1) It is almost entirely reliant on oil. From fertilizers to pesticides and insecticides, to heavy machinery, to transportation to processing, to packaging, to refrigeration, to cooking; our food system is overwhelmingly driven by a single, non-renewable resource with no easy substitute. It is estimated that UK imports of food products and animal feed involved transportation by sea, air and road amounted to over 83 billion tonne-kilometres. This required 1.6 billion litres of fuel and, based on a conservative figure of 50 grams of carbon dioxide per tonne-kilometre resulted in 4.1 million tonnes of carbon dioxide emissions. Within the UK, the amount of food transported increased by 16% and the distances travelled by 50% between 1978 and 1999 (Post Carbon Institute, 2005).
2) It is financialised. Bill Clinton said that not doing more to stop financial speculation on food prices was one of his biggest regrets. It has added an artificial layer of complexity, affecting market prices of staple foods not according to traditional principles of supply and demand, but through betting on rises and falls.
3) Production and consumption are far removed. Our highly mechanised food system is geographically removed from the points of consumption, food must travel large distances to reach the point where demand is highest.
4) A widening knowledge gap. The separation of food production from most people’s lives has meant that there is a widening gap in knowledge of how to produce food. Defra figures show that, in all, about 60% of fruit and vegetables we eat are imported to the UK.
5) It is wasteful. Resilience and sustainability are undermined by waste. We throw away 7.2 million tonnes of food from our homes every year in the UK accounting for almost one-third of all household waste.
6) Shrinking species diversity. Diversity is an important characteristic of resilient systems as it allows some parts to fail without causing the whole system to stop working. Many scientists have said that the world has entered a period of mass extinction with global biodiversity loss estimated to be running at 1000 x the ‘background’ (or ‘natural’) rate. The Great Famine in Ireland in the mid 19th century was, in part caused by overreliance on a single potato variety. When the ‘Lumper’ potato was decimated by blight the resulting famine killed an estimated 1 million people and forced many more to emigrate. The diagram below shows how there has been a vast reduction in available varieties of some common fruit and vegetables since industrialised agriculture became established.
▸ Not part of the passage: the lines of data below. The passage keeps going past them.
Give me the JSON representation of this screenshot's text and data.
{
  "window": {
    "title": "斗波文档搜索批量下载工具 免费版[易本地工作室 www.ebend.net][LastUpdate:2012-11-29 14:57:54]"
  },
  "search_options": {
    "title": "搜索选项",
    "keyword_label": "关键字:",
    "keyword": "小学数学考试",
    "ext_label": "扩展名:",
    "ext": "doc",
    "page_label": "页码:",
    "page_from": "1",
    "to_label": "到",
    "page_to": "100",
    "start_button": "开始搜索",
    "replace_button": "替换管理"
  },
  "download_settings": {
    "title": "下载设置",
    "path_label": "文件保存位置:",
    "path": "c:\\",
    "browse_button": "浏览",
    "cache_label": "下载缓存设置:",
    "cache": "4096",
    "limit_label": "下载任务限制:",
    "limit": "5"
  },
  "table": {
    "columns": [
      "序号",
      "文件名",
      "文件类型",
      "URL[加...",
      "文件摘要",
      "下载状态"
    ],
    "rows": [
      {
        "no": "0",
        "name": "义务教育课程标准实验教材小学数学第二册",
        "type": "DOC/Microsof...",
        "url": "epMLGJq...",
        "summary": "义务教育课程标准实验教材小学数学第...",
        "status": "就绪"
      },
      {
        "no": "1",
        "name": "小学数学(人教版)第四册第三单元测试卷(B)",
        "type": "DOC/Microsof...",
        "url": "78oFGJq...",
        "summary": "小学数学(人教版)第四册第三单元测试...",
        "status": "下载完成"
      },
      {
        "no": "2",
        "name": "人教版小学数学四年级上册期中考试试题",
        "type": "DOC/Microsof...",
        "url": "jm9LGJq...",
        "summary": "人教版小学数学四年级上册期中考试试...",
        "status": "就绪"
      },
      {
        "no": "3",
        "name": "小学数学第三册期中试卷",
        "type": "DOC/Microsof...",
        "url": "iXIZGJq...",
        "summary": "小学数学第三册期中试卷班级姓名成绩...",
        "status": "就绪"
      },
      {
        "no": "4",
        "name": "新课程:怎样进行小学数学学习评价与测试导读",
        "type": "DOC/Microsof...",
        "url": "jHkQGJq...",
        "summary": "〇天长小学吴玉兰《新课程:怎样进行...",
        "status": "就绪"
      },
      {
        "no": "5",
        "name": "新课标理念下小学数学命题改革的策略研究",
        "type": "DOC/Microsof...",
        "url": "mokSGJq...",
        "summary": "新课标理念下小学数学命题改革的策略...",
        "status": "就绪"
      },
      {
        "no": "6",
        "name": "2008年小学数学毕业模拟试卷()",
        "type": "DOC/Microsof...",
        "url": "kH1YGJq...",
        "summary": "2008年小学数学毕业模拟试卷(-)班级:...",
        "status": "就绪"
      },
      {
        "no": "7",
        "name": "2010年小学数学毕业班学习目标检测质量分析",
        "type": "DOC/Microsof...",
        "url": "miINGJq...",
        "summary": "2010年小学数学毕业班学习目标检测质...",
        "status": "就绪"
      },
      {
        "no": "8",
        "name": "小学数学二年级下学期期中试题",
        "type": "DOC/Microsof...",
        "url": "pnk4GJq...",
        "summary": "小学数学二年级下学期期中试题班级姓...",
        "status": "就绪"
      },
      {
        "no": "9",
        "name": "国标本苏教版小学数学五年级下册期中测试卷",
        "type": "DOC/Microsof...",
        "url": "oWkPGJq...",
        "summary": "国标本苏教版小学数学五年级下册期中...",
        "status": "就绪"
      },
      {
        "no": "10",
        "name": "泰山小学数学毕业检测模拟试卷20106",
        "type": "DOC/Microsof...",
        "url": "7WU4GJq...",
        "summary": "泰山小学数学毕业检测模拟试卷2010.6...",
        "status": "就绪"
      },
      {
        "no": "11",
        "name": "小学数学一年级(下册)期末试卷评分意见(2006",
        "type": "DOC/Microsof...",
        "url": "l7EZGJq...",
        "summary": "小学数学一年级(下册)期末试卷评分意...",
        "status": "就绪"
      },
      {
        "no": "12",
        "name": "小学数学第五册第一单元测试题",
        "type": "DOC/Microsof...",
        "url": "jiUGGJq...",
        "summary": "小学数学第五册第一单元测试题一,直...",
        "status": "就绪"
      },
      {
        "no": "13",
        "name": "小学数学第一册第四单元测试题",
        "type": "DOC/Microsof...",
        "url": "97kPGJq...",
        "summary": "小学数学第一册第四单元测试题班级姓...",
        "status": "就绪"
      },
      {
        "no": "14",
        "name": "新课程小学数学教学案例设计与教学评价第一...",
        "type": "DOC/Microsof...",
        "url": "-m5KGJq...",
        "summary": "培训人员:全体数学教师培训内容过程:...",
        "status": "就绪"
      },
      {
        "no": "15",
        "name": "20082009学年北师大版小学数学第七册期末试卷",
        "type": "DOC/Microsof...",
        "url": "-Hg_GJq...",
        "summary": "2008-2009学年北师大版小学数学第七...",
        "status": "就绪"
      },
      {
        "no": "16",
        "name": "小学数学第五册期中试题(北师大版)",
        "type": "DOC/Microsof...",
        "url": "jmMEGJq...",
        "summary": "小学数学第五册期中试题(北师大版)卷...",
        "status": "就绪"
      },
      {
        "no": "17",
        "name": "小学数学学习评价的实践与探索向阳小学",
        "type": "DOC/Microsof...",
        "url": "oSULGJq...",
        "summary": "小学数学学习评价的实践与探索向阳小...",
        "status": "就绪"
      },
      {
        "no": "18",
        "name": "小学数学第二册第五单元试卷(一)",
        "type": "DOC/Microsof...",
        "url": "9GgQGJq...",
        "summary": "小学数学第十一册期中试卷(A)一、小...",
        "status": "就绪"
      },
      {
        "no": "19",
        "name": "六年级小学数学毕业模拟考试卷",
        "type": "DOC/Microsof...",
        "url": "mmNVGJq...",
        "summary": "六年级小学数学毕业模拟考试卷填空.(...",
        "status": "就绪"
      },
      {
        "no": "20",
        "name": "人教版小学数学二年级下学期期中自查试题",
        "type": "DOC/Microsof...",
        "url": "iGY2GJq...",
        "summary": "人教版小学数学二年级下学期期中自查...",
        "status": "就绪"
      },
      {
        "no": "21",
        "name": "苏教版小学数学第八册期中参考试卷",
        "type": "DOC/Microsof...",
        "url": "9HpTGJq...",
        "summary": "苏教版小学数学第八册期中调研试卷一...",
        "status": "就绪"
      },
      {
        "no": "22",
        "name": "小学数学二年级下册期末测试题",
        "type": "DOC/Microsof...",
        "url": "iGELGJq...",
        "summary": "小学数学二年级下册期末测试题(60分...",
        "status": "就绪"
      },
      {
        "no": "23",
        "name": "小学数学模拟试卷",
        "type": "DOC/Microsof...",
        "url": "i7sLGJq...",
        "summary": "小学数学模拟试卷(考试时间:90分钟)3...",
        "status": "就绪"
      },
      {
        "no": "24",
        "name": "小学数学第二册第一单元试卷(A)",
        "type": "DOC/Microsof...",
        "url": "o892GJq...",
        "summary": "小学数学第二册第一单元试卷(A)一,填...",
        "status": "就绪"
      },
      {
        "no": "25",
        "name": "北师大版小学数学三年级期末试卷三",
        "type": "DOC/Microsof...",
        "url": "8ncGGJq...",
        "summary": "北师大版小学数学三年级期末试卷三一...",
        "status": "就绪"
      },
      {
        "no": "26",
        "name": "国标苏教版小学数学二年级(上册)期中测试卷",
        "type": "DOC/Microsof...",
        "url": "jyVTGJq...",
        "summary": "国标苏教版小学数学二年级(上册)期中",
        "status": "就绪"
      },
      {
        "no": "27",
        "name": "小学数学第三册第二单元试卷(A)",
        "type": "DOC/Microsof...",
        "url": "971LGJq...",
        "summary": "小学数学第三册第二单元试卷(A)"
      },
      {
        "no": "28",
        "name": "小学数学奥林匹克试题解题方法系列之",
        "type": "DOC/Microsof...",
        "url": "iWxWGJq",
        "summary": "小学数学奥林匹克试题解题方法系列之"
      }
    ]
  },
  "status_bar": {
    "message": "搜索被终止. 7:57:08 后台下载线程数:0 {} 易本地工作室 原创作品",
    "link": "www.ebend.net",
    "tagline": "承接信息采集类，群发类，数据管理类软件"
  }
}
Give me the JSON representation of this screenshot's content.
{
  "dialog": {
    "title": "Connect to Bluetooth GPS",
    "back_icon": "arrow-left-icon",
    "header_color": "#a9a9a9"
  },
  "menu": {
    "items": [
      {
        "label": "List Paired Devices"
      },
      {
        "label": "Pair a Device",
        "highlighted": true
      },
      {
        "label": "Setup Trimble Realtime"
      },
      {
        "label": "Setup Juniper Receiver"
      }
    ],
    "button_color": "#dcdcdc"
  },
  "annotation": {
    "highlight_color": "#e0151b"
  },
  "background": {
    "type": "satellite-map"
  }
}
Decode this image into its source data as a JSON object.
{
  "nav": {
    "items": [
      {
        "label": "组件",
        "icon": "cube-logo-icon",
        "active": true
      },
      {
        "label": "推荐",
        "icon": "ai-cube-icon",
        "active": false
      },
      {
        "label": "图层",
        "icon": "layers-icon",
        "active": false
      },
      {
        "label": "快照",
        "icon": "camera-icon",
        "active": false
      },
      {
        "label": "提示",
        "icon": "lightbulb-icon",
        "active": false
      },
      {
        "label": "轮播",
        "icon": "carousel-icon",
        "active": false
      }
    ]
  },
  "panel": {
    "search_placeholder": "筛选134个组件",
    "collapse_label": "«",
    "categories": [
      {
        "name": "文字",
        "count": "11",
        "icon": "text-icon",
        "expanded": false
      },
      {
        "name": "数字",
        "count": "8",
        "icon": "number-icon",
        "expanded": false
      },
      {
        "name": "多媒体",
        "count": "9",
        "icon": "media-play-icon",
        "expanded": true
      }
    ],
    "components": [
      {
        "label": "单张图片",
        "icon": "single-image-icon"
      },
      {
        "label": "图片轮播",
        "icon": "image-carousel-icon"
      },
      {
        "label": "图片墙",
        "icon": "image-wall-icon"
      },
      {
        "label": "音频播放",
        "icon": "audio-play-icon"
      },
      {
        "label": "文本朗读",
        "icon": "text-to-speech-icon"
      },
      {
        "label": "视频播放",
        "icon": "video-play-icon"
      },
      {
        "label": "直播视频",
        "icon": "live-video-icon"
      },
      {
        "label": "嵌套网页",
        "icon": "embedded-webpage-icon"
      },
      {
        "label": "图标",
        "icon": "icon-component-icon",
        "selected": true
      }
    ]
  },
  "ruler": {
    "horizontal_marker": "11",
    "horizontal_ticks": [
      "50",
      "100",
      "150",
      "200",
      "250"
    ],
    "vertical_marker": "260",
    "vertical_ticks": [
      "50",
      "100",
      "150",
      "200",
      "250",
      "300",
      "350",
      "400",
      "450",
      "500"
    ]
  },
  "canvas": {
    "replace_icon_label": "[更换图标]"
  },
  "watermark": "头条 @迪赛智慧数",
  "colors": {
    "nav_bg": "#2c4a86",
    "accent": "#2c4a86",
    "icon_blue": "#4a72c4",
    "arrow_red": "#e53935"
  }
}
Such a reduction in species diversity leaves the food system more susceptible to shocks such as diseases and extreme weather events.
Creating a food system that is resilient, sustainable and supports a wide variety of economic activities is a considerable challenge. Achieving this will mean not only learning the lessons from Cuba but improving on them where possible. Currently, the UK has some big advantages when compared to the situation that Cuba faced in the early 90s:
– Our economy is stronger and we could employ more modern technology that provides energy from renewable resources;
– We can use our close ties with other large economies in a way that Cuba was unable to, and importantly,
– We can learn from Cuba’s mistakes and take advantage of innovations such as bio-fertilizers and bio-pesticides that have been developed there.
But possibly the single biggest advantage that the UK has over Cuba, is that the food system there collapsed before they were forced to take action. The UK and other developed economies are blessed with both the capacity to adapt and the knowledge of how to achieve the transition. But, like with so many things, it appears to be the will that is in short supply.
To learn more about Cuba’s response to food-system collapse watch the film ‘Power of Community: How Cuba survived peak oil’.
Will Bugler is Editor at Get Resilient, he has worked within the ‘Adapting to Climate Change’ department at Defra, Friends of the Earth, and for the UK government’s advisory body on climate change issues; The Energy and Climate Change Committee.